By Gillian May: For Complete Post, Click Here…
Many of us think we can drink and be merry for the rest of our lives. Wrong.
I started drinking in my teen years — not just with my friends, but my family too. In fact, my family considers it a right of passage to have your first drink in your teens. The idea goes something like this, “well we know you’re going to drink, so you may as well start with us so you can learn how to drink properly,” whatever properly means.
Unfortunately, in alcoholic families, once we have that first drink, we never stop drinking, never mind drink “properly.” Many alcoholic families have a similar culture — birthdays, holidays, bad days, or good days — alcohol is always there to numb the pain or bring a false sense of comfort and joy.
The problem with alcohol, though, is you think you have time. You believe you have a whole life where you can drink and just enjoy it all. That’s a great fantasy, but it rarely works out that way, especially for alcoholics.

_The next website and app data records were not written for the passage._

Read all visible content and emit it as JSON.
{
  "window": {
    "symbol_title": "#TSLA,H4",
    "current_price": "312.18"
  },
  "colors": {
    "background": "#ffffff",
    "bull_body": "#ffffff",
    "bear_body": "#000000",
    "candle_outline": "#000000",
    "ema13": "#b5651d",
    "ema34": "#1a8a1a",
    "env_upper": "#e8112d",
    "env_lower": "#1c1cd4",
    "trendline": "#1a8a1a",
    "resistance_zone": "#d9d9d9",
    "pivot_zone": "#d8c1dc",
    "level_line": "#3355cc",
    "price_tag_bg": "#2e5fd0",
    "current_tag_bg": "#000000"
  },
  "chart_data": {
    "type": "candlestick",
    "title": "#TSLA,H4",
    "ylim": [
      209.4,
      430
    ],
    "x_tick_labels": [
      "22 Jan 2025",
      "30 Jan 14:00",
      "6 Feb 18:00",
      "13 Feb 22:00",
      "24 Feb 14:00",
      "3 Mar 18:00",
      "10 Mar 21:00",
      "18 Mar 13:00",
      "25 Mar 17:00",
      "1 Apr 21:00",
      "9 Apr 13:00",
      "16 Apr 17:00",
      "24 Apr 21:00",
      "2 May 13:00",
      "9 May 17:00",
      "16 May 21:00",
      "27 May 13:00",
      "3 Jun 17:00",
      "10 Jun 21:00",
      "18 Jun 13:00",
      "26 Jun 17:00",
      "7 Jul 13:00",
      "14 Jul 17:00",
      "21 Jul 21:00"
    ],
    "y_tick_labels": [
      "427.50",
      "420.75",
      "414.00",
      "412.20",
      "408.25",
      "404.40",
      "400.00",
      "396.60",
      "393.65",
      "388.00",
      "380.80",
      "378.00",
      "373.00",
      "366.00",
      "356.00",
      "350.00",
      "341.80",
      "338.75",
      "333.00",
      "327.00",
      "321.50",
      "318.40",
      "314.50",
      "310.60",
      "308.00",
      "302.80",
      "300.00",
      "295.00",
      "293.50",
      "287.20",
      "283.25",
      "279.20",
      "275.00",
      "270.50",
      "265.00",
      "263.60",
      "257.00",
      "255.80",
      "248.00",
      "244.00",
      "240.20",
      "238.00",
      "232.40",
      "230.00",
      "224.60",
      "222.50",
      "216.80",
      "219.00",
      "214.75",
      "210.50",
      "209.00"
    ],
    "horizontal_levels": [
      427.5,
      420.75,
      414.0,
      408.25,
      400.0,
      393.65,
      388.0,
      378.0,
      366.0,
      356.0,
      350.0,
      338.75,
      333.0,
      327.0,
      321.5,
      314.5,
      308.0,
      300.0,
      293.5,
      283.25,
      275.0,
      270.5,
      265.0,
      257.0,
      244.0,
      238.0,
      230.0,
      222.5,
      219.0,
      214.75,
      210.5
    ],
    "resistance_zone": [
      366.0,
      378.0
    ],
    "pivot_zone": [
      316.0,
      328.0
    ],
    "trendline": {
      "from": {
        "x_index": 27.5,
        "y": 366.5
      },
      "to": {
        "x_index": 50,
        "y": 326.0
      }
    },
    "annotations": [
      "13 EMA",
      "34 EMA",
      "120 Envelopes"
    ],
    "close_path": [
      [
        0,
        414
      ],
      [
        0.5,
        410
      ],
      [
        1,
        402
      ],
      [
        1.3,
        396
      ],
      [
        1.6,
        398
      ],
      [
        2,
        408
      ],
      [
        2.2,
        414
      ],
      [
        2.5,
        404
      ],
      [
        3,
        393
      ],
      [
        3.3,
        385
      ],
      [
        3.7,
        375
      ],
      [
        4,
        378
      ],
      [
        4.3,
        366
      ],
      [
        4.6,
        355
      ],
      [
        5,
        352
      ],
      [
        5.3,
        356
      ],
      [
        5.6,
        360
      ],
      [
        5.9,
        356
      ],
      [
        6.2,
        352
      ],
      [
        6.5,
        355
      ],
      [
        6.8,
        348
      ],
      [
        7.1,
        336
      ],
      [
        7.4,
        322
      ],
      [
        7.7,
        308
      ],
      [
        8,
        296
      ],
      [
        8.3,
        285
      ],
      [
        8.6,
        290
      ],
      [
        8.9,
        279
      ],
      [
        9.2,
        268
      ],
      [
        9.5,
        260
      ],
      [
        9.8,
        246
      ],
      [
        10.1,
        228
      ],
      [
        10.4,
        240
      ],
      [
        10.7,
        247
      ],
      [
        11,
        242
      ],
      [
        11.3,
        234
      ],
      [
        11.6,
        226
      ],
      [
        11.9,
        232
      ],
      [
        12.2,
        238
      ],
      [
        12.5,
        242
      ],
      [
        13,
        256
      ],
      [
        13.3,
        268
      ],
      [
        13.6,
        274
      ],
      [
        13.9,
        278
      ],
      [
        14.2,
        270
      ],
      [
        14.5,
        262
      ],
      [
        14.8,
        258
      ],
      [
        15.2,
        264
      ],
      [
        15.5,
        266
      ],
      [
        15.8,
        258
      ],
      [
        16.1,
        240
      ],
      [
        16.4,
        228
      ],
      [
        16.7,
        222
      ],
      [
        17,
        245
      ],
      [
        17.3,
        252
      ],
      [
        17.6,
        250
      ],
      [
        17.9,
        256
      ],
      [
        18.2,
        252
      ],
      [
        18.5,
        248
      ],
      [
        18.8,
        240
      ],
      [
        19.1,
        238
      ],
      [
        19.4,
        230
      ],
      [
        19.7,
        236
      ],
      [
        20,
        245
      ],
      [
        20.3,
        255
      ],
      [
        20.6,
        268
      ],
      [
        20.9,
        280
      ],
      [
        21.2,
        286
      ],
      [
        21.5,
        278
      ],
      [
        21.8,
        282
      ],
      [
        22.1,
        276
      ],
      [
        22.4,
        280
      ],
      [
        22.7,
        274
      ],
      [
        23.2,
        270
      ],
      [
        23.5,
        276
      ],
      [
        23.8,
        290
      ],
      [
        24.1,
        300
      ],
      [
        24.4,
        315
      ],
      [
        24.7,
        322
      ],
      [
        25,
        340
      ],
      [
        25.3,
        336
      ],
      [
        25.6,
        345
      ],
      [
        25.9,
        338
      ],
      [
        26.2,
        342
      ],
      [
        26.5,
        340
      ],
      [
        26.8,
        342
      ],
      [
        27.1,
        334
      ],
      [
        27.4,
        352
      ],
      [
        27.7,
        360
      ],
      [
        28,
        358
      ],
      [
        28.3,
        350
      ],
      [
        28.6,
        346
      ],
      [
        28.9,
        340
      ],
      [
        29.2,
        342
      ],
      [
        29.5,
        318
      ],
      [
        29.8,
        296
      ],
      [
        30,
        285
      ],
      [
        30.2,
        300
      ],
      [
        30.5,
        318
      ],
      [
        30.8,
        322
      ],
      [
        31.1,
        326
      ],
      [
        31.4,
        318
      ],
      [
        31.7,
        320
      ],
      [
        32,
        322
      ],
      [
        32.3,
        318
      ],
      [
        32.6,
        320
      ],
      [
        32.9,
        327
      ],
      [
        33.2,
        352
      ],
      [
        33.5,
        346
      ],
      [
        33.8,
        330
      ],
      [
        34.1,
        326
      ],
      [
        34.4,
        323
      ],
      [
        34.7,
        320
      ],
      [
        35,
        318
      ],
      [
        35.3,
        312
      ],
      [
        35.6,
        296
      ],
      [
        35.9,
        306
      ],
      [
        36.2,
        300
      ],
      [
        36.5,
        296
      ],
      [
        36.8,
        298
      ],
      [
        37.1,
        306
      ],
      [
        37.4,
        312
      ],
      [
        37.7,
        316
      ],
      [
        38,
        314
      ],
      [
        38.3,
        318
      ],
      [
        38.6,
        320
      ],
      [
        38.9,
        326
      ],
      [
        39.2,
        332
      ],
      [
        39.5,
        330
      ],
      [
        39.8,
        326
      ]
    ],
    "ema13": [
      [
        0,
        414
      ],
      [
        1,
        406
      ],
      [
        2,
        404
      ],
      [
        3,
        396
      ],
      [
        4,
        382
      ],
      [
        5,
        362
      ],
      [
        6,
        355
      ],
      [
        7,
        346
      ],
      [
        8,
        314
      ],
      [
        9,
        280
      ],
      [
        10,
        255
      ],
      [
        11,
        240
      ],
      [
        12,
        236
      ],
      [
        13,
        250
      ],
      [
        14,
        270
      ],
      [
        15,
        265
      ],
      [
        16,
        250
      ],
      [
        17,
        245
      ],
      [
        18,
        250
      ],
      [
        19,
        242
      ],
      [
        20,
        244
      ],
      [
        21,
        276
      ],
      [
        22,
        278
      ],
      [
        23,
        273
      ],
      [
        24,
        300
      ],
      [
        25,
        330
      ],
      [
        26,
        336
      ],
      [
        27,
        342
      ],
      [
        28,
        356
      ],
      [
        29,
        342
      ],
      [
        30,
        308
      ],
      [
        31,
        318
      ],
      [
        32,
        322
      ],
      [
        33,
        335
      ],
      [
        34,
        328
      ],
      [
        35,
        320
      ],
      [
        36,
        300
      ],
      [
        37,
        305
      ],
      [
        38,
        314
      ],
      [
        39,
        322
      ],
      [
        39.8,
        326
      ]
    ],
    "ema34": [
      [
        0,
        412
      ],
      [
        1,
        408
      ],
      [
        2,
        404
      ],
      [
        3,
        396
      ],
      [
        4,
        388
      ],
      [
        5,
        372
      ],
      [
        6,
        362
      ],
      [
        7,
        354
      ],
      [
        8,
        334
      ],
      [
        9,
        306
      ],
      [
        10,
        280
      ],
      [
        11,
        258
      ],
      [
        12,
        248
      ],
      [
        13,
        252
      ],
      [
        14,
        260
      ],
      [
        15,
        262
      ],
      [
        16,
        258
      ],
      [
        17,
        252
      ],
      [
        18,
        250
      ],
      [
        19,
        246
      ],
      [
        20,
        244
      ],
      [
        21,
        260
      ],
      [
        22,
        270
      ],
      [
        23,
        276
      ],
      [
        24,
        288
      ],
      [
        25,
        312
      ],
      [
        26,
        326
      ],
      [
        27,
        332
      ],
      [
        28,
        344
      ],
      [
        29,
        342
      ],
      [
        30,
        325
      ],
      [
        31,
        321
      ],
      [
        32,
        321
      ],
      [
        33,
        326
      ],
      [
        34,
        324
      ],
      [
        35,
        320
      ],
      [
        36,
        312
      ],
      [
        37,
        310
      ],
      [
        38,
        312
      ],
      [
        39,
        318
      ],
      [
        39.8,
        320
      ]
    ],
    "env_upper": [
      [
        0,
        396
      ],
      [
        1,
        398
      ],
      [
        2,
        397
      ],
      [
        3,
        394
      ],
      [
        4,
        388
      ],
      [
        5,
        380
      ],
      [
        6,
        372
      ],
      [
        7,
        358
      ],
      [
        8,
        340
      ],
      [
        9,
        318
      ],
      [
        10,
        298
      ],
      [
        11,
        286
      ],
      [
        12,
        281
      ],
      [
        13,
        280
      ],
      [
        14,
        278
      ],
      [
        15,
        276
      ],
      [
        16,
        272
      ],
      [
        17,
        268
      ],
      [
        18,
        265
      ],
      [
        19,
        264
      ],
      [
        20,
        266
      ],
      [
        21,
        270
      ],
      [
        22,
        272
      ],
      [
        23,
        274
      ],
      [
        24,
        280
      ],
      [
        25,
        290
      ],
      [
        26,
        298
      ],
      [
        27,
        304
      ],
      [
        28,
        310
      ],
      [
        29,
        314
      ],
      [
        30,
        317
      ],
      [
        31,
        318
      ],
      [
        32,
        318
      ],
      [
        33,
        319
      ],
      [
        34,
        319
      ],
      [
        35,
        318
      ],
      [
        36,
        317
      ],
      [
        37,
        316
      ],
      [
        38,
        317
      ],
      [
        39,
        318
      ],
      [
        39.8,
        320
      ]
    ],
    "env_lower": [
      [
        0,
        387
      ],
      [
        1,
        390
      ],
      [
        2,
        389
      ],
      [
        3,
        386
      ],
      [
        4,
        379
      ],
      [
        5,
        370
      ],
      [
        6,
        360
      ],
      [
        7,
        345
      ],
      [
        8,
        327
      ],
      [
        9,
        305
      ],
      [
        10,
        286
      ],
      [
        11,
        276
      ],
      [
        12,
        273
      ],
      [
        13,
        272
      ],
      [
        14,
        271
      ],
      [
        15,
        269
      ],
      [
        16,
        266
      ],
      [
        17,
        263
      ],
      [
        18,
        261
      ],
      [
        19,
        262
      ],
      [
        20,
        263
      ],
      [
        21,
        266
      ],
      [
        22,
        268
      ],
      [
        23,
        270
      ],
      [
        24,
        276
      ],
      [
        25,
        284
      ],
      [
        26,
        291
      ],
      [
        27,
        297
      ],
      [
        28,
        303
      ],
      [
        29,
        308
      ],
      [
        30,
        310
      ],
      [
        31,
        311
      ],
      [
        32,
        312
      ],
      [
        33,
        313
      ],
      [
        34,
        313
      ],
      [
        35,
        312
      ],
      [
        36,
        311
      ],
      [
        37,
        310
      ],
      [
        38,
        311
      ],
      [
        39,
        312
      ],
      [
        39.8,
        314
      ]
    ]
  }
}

The other thing that happened in my family (and I suspect for other alcoholic families) is that there comes the point when all the magic of alcohol fails. It begins around the mid ’40s after decades of drinking — nervous system problems, digestive upset, headaches, mental illness, failing health and vitality.